About 100 property owners from the Heideveld housing development received their title deeds from the City of Cape Town’s Transport and Urban Development Authority on Thursday. This follows yesterday’s handover of 60 title deeds to property owners from Kleinvlei and last week’s 170 title deeds that were handed over to beneficiaries of the Roosendal housing development in Delft. Among the property owners who received their title deeds is pensioner Latiefa Davids, 77, who previously lived in a rental unit.
“I am enjoying my new home and I am happy with my neighbours. I am grateful to be living here. We have a good neighbourhood watch. I am able to open my heart and my house to those who are less fortunate,” said Mrs Davids.
Property owner Mentoor Theron (64) from Kleinvlei was on the housing database for 26 years. He previously lived in backyards in areas such as Eerste River, Macassar and Stellenbosch.
“When I received my house, I decided to name it “Genade dal” because I believe that I received my house by grace. I did not lose hope so I would like to encourage others who are still on the housing database to have faith and keep praying until they get their houses,” said Mr Theron.

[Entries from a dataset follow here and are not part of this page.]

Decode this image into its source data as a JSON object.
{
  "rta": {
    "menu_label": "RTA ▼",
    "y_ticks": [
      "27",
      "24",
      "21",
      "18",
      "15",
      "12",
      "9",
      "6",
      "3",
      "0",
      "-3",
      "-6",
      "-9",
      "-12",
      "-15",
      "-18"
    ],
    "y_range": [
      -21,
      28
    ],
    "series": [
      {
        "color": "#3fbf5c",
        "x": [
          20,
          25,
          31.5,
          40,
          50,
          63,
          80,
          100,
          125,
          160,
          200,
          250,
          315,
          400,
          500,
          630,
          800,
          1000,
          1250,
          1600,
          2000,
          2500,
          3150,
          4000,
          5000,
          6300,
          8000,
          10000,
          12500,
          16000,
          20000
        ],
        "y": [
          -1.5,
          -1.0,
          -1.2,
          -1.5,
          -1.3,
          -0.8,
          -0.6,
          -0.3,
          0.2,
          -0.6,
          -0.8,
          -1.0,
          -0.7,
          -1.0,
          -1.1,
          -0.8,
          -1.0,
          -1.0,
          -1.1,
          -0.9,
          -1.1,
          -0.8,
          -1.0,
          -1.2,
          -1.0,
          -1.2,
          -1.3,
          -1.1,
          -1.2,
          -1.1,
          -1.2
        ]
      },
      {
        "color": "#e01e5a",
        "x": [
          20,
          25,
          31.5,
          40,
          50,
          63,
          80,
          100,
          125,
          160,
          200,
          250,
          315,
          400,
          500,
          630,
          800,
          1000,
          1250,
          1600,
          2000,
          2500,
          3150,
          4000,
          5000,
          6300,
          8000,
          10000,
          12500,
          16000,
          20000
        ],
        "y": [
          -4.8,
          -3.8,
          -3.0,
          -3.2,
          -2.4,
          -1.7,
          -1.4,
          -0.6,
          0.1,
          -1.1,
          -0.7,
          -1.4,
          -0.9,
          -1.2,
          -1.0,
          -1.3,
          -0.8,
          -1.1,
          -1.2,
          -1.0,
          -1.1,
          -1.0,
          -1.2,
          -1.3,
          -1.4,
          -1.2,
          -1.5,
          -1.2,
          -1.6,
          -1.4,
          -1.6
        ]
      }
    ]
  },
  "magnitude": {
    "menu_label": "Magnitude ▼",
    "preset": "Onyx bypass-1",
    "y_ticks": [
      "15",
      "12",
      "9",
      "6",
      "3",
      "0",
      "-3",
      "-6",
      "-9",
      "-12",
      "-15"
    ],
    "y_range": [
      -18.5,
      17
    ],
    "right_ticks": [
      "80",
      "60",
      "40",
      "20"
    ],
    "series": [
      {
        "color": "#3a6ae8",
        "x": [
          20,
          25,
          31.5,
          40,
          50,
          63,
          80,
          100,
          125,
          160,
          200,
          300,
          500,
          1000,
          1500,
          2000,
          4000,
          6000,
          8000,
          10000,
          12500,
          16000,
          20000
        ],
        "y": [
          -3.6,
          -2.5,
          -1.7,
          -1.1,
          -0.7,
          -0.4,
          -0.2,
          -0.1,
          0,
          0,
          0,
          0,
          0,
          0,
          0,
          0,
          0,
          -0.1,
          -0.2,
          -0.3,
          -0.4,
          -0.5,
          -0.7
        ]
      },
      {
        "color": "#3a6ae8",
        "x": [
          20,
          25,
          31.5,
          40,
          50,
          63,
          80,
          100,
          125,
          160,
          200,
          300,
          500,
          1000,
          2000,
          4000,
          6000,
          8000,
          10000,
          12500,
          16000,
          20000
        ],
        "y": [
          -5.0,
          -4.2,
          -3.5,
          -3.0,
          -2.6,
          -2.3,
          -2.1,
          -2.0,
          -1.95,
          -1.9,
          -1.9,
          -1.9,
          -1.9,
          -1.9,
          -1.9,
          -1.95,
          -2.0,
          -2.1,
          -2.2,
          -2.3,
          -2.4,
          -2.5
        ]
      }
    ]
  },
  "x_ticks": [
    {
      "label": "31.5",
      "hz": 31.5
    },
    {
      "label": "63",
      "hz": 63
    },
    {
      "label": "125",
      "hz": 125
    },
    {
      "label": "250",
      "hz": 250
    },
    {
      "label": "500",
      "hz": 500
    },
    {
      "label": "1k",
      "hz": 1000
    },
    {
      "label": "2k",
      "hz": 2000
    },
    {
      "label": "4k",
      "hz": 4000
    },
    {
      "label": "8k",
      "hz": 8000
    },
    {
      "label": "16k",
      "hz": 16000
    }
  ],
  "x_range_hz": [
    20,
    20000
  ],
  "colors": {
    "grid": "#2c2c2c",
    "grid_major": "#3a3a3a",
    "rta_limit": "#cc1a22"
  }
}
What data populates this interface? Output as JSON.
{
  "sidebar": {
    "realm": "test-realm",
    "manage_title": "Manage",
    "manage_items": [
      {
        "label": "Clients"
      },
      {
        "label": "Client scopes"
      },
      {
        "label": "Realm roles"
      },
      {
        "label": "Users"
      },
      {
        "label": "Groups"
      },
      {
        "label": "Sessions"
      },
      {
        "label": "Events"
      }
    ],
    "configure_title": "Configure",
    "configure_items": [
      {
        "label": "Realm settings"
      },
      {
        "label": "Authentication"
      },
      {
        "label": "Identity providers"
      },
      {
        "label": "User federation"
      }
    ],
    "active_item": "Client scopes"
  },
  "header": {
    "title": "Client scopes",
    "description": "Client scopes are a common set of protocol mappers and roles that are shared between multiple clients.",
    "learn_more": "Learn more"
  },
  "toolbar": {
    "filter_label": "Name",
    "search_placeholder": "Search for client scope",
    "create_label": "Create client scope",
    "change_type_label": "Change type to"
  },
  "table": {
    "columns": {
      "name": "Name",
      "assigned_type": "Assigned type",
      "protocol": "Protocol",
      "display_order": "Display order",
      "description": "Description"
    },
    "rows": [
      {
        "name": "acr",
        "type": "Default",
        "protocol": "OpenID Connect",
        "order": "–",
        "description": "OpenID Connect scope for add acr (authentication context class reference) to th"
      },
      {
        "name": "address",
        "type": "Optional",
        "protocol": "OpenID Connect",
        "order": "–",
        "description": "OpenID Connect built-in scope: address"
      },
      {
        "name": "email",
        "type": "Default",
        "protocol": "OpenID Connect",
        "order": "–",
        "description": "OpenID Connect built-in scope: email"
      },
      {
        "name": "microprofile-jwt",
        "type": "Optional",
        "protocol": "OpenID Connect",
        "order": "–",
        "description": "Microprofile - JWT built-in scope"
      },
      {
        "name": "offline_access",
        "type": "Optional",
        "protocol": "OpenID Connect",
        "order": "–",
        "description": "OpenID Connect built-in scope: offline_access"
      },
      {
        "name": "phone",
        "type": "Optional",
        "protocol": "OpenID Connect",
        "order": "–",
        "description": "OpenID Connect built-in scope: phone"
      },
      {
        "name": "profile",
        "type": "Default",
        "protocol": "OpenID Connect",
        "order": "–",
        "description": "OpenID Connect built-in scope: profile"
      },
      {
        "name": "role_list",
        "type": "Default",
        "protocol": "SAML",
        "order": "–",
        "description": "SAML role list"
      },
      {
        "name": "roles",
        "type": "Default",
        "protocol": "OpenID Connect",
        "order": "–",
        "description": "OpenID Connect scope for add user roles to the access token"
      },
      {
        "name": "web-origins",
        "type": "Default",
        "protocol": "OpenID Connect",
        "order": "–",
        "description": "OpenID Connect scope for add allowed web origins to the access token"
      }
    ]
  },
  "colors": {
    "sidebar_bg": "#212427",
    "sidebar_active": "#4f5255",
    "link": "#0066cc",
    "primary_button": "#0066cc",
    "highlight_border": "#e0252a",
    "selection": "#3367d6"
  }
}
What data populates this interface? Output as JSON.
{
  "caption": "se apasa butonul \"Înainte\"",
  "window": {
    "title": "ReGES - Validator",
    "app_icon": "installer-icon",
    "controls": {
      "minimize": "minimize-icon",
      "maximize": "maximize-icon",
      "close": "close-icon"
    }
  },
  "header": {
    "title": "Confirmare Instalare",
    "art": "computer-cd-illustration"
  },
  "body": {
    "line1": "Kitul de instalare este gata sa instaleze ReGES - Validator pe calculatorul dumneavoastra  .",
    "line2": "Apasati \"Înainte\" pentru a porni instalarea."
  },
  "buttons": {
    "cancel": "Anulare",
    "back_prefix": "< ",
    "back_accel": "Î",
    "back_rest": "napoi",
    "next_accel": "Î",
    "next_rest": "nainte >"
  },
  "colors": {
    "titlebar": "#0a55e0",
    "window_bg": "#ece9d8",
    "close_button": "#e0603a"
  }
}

Last year the City’s Organisational Development and Transformation Plan was adopted by Council to improve how the administration works, with a focus on transit-oriented development. These housing developments are accessible as they are situated along public transport corridors.
“The handing over of title deeds is worth celebrating as some of our most vulnerable residents are being empowered as first-time property owners. These title deeds are also more than just a piece of paper, but an example of the City’s commitment to redressing the inequality of the Apartheid past – a period where people were denied ownership of property,” said the City’s Mayoral Committee Member for Transport and Urban Development, Councillor Brett Herron.
“We encourage the owners to look after their properties and to make responsible decisions regarding their homes as these houses are valuable financial assets, which will bring them a step closer to economic freedom.”
But some recipients protested outside refusing to accept their title deeds. Some residents expressed their anger with the quality of the homes, while others made claims of corruption.
Community member Moses Makhogiso bemoaned the sub-standard workmanship on the homes.
“I received a house which is not painted inside. My toilet seat is broken and they never came to fix it. They tell you that someone is coming to repair it, and no comes…I’m still waiting.”
One resident Muneera Joseph says that she is only allocated 30L water per day which is less than their amount the City allows due to restrictions.
“If the water is finished then we have no water. Then we must wait until the next day. They come here, read our metres, then they want to bill us. For what?”
Heideveld ward councillor Anthony Moses dispelled the protests as a political campaign.
“Part of these protesters is community members who have lost during the local government elections. Some of them are home owners trying to further their political career. There are four groups contesting against other each,” he said.
“My office is open for residents to come in and lodge their complaints. I will phone the contractor immediately, if there are problems.” VOC